There has been much fuss over the past week or so to do with the publication by the Church of England Faith and Order Committee (FaOC) of their report “Men and Women in Marriage“. I want to briefly explore two aspects of this furore and then ask a final question.
First, there is the question as to why the report was published when it was. Originally I was led to believe that the reason why the publication was last week was because one of the members of the Faith and Order Commission, Dr Charlotte Methuen, broke ranks and published what is to all intents and purposes a minority reportÂ dressed up as an essay. This is not quite the case. I now understand that at the meeting of the Commission on 26 February it was agreed that the Bishop of Coventry as Chairman of the Commission should take the report to the meeting of the House of Bishopsâ€™ Standing Committee in March where the Standing Committee could have decided to send the report for discussion by the House as a whole. This would have allowed the Commission to re-visit the report again at its meeting on 7 May prior to the Houseâ€™s meeting on 20-21 May. If this had happened the report would have been published at the end of May or the beginning of June.
This was the timetable that most members of the Commission (including Dr Methuen) had in their heads. In the light of this she decided to publish her article as a free standing piece on the expectation that it would be out well before the report itself became public and thus be separate from the report itself.Â However, the Standing Committee decided (as it was entitled to do) that the report did not need to go to the full House, but was ready to be published without any further revision. It was accordingly signed off by the two Archbishops and it was agreed that it should be published on the week beginning 8 April. This date was chosen not because of Dr Methuenâ€™s article but because it was felt helpful for the Chairman of the Commission to be able to present the report to the press before he went on sabbatical to the Holy Land in the middle of April.
An email sent to FaOC members on the 27th of Â March informed them about this new timetable. However, because she was in the middle of Holy Week Dr Methuen did not grasp the significance of the email until it was too late to prevent her article coming out in the same week as the report.Â Whilst there is still very clearly a question to be asked as to whether Dr Methuen should have published something connected to the report she was helping to write, it now appears that her publication of her essay did not prompt the FaOC to release their full report..
Secondly, there has been a great deal of fuss from liberals about the content of the FaOC’s report. The report makes a number of assumptions which are clearly articulated in much further detail in previous Church of England Documents like Some Issues in Human SexualityÂ (the opening sections of which areÂ available as a pdf here). It strikes me as slightly disingenuous of those who complained about the “assumptions” to carry on forward this position. The paper was never intended to be a theological text but rather a restatement of the current position. All the more in-depth teaching documents are cited in the foot-notes and the “Further Reading” list at the end of the paper.
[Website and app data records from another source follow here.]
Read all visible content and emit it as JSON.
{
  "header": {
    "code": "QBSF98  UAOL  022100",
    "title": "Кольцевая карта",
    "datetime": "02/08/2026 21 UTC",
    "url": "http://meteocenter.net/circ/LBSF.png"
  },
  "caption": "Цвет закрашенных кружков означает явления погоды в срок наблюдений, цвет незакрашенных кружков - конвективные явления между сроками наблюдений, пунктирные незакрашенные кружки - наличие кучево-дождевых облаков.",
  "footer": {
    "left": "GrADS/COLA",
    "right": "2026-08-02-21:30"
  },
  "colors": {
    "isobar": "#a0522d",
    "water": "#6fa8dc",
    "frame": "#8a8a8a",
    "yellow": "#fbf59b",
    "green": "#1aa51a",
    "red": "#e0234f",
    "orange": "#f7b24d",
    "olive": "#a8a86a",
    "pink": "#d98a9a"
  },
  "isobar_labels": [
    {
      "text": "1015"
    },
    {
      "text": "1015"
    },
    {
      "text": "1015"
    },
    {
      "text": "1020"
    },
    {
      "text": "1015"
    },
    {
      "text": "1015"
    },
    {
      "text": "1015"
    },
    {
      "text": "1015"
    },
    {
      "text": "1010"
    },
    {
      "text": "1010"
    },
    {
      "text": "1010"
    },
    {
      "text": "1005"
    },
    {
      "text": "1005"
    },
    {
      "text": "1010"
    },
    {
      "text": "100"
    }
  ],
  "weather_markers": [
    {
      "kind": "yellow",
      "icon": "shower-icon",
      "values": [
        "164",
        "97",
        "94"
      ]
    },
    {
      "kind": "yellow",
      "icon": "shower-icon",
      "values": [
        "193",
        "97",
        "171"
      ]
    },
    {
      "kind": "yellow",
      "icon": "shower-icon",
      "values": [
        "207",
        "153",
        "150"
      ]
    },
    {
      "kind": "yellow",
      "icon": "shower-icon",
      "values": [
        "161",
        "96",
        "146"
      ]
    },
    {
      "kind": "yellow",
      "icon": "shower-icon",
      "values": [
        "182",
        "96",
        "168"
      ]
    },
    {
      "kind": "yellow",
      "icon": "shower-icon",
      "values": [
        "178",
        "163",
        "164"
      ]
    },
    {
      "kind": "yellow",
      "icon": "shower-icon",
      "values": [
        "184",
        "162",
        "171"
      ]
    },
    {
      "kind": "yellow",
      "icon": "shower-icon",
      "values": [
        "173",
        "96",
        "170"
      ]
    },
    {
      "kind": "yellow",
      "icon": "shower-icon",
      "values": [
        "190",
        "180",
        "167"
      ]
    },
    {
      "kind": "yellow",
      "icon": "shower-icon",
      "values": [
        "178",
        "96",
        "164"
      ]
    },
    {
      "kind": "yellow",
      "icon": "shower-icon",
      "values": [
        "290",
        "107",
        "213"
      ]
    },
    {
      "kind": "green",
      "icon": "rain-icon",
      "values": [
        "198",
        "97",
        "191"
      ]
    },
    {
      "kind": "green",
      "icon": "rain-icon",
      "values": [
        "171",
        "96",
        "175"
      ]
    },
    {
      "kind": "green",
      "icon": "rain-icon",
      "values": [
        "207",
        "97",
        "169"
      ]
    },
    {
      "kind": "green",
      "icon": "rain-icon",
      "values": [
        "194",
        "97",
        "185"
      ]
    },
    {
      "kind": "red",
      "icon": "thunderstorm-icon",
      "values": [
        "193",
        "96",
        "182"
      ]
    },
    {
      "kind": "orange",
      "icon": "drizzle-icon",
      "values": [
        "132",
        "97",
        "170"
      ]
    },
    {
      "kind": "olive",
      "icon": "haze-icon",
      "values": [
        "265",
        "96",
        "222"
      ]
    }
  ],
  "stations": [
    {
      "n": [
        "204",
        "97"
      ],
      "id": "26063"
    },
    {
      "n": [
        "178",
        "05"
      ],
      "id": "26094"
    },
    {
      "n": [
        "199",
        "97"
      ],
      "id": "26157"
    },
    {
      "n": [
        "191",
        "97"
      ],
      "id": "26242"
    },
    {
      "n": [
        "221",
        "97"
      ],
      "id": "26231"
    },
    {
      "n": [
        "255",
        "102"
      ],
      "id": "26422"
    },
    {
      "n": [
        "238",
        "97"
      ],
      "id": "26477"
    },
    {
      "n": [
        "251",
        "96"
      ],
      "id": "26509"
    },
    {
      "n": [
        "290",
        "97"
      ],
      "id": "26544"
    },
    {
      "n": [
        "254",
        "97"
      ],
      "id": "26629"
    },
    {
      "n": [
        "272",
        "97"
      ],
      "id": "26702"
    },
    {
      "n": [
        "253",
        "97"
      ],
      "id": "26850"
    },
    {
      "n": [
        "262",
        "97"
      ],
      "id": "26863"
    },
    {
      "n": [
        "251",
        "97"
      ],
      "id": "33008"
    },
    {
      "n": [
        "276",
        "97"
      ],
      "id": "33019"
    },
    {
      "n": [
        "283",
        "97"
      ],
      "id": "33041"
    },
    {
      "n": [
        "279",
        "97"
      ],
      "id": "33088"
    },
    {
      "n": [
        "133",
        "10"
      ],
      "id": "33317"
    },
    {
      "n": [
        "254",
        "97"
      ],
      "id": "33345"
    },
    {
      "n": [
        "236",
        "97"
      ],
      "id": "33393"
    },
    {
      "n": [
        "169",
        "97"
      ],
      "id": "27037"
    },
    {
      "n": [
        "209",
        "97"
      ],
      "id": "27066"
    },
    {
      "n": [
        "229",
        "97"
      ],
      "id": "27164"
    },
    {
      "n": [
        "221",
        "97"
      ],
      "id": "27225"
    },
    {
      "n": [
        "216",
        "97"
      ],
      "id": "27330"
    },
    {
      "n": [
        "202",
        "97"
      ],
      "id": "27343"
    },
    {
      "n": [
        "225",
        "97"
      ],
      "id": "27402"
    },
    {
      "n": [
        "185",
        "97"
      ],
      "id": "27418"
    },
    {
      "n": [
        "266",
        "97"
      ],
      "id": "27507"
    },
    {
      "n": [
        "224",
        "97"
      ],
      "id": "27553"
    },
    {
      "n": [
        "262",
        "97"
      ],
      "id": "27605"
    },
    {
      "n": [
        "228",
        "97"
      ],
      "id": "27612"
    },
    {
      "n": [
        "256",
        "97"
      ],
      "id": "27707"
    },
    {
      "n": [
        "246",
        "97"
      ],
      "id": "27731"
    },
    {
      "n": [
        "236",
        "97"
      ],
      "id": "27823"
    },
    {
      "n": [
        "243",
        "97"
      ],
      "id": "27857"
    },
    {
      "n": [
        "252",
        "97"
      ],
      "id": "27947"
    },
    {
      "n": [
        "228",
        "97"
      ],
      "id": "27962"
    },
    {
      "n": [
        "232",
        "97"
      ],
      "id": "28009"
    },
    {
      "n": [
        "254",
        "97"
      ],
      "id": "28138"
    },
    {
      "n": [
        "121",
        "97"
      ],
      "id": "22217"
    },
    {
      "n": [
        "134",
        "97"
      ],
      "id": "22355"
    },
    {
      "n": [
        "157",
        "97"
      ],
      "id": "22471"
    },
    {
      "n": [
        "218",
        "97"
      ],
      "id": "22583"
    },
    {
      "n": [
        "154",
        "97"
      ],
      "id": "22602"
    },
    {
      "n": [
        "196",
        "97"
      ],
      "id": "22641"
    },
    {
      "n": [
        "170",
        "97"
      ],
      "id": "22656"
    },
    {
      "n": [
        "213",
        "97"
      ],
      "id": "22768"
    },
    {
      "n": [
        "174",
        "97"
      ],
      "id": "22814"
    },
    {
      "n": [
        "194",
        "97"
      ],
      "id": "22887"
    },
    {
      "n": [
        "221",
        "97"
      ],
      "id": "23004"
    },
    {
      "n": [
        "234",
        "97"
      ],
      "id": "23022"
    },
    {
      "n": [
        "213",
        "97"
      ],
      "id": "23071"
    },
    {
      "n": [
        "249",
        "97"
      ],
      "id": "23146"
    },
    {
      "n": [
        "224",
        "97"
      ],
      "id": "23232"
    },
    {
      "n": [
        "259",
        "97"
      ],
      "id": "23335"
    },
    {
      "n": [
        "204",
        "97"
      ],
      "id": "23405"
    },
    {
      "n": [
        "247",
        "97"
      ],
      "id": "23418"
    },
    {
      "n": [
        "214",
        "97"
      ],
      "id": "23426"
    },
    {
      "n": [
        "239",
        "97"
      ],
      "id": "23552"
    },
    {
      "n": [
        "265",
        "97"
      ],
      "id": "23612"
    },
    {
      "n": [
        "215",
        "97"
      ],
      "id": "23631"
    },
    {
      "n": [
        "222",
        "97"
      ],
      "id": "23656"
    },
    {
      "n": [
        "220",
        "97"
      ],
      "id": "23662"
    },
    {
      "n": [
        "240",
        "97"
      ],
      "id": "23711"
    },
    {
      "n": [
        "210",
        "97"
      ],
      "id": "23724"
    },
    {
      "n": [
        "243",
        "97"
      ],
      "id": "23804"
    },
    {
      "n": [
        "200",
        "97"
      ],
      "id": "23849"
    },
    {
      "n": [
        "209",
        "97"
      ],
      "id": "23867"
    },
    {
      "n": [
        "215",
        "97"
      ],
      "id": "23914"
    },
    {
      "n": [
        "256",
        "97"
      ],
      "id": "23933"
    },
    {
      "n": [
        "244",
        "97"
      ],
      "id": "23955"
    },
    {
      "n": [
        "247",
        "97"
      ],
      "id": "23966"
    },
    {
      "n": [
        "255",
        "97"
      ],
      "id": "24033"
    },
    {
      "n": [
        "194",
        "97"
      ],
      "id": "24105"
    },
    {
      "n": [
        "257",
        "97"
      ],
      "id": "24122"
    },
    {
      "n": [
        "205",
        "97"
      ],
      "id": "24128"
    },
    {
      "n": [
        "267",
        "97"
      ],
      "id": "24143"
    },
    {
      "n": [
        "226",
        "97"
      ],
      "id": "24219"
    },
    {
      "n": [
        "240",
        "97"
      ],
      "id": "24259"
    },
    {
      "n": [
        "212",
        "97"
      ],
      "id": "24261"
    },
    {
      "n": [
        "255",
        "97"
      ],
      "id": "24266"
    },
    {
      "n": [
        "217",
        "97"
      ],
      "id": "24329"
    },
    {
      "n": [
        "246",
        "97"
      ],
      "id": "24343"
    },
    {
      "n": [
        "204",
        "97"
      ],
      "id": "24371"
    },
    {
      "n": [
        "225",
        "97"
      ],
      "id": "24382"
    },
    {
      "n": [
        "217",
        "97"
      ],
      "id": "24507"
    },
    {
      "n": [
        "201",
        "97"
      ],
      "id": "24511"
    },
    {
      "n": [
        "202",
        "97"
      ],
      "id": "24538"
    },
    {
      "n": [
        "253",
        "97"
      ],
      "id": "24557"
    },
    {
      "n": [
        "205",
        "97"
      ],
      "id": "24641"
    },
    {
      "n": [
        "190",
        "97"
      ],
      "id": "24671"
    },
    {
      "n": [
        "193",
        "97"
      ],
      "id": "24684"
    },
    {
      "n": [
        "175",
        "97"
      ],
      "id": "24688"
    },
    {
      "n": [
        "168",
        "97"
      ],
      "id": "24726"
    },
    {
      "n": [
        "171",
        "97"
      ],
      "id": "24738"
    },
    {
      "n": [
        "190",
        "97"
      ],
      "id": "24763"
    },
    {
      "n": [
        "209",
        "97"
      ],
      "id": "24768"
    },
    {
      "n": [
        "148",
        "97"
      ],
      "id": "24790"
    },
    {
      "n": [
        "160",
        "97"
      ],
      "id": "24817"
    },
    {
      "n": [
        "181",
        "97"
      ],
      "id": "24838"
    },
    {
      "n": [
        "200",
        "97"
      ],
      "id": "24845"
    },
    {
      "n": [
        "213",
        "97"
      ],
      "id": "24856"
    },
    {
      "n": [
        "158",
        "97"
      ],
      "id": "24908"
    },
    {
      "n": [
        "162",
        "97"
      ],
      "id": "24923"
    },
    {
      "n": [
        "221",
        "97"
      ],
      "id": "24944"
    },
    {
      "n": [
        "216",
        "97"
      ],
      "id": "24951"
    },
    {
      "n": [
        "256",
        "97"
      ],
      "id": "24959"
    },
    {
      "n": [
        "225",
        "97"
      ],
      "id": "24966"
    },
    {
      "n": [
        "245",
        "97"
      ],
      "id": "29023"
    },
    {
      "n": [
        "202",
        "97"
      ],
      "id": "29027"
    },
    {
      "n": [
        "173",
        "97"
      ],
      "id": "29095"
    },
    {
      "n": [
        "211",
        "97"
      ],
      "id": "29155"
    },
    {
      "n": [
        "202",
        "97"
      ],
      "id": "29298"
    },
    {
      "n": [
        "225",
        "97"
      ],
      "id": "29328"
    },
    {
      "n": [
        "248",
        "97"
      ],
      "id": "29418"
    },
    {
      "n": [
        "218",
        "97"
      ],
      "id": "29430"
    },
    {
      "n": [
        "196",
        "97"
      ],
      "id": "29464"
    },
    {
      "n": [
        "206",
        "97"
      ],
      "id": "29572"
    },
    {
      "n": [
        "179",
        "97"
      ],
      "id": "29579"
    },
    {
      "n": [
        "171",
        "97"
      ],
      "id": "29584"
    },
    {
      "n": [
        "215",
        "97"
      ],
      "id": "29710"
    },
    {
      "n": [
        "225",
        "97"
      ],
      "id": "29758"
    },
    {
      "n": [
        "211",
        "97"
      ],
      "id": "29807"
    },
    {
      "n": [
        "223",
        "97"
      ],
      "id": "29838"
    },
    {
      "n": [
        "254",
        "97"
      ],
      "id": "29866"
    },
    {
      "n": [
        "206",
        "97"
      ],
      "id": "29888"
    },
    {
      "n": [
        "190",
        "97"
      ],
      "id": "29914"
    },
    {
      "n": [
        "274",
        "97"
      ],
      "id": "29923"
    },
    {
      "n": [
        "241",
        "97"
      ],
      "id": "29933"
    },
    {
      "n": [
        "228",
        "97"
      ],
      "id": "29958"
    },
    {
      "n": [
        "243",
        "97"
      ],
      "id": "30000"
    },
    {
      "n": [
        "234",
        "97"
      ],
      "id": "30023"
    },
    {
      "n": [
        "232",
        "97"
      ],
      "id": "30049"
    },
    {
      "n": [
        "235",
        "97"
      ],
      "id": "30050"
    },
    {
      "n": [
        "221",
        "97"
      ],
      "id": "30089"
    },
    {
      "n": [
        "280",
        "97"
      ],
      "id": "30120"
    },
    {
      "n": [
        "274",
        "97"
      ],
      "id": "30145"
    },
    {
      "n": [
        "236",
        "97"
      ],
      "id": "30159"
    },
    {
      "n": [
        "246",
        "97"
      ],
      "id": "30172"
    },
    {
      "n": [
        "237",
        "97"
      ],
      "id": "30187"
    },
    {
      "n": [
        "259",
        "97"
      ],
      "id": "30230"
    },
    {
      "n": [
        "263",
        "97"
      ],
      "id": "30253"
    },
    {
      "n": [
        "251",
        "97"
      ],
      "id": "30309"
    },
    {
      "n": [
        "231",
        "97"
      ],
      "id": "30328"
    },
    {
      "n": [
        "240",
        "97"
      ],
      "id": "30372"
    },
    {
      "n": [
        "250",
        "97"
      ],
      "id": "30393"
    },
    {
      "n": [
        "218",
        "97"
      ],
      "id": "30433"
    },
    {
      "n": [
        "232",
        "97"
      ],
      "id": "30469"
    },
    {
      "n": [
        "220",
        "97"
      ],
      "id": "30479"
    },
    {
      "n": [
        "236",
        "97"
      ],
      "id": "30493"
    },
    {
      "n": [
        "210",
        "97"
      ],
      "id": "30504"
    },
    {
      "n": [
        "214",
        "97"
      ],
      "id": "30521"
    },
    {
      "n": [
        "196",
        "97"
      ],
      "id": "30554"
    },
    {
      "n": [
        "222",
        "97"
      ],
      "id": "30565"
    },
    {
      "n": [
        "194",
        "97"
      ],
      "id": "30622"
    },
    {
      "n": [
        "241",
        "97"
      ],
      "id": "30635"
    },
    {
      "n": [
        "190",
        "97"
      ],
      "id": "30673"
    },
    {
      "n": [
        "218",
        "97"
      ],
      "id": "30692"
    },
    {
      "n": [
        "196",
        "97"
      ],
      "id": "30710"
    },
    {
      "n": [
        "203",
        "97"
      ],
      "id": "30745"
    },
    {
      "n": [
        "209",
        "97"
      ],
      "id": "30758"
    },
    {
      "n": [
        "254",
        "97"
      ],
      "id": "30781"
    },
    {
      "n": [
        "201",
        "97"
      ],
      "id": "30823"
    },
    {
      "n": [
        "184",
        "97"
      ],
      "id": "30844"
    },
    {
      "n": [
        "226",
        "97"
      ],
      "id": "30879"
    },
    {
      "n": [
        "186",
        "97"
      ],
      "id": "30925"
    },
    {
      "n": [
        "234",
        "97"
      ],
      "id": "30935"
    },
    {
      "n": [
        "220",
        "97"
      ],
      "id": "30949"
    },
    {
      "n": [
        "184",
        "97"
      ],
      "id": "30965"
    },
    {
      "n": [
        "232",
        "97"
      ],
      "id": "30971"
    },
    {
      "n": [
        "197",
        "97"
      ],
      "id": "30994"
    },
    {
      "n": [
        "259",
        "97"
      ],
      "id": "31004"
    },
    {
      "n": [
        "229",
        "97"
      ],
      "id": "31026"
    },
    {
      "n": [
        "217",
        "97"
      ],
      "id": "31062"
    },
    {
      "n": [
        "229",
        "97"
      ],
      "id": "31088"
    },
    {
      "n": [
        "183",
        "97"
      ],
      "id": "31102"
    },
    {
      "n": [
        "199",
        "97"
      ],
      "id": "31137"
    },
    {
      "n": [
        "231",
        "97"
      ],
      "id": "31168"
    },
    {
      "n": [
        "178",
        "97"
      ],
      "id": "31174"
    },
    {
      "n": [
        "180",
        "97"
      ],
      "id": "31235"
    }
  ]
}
It’s a bit like complaining that a Guardian report on the building of a nuclear power station is utterly inadequate because it doesn’t contain a complete guide in minute detail to the mechanics of nuclear fusion.
But more than this, are the revisionists really clear about what they are asking for? What if the FaOC produced a document with all the theology in it? I mean, I could compile such a document in a week or two from the sources cited in “Men and Women” and it would provide everything they said they wanted. What then? Would the revisionists at that point concede defeat in the debate? Of course not.
The simple answer to this fuss is not that the document “Men and Women” was in any way arrogant or superficial, but rather that it presented a theological position that some in the Church disagreed with. The vitriol poured onto it was not because of any lack of robustness in the official Church of England position, but rather that the Church of England position was what it was. There could be a 1,000 page document giving the nay-sayers everything they asked for (details of the assumptions etc) and still they would reject it.
In summary, what we have is a revisionist abusing her committee membership by publishing a minority report early (or to put it another way, breaking the rules and trying to create facts on the ground), and then revisionists complaining that a church that has a conservative position on marriage dared to put out a document detailing that conservative position.
There is nothing new under the sun.
One more thought. Some debate has been engaged in trying to outline what a suitable pastoral response might be to a couple entering a civil partnership. My reading of the 2005 House of Bishops’ pastoral statement and subsequent comments from them is that any response must primarily be non-liturgical (for of course for Anglicans, liturgy is doctrine). So one example I know of is a priest who will pray at the altar rail during the distribution of communion with a couple after their civil partnership, in the same way he would with other individuals and families at certain times. Whilst I wouldn’t do this myself, I can see it as clearly falling within the intent of the House of Bishops.
Can anybody think of any other examples that might work?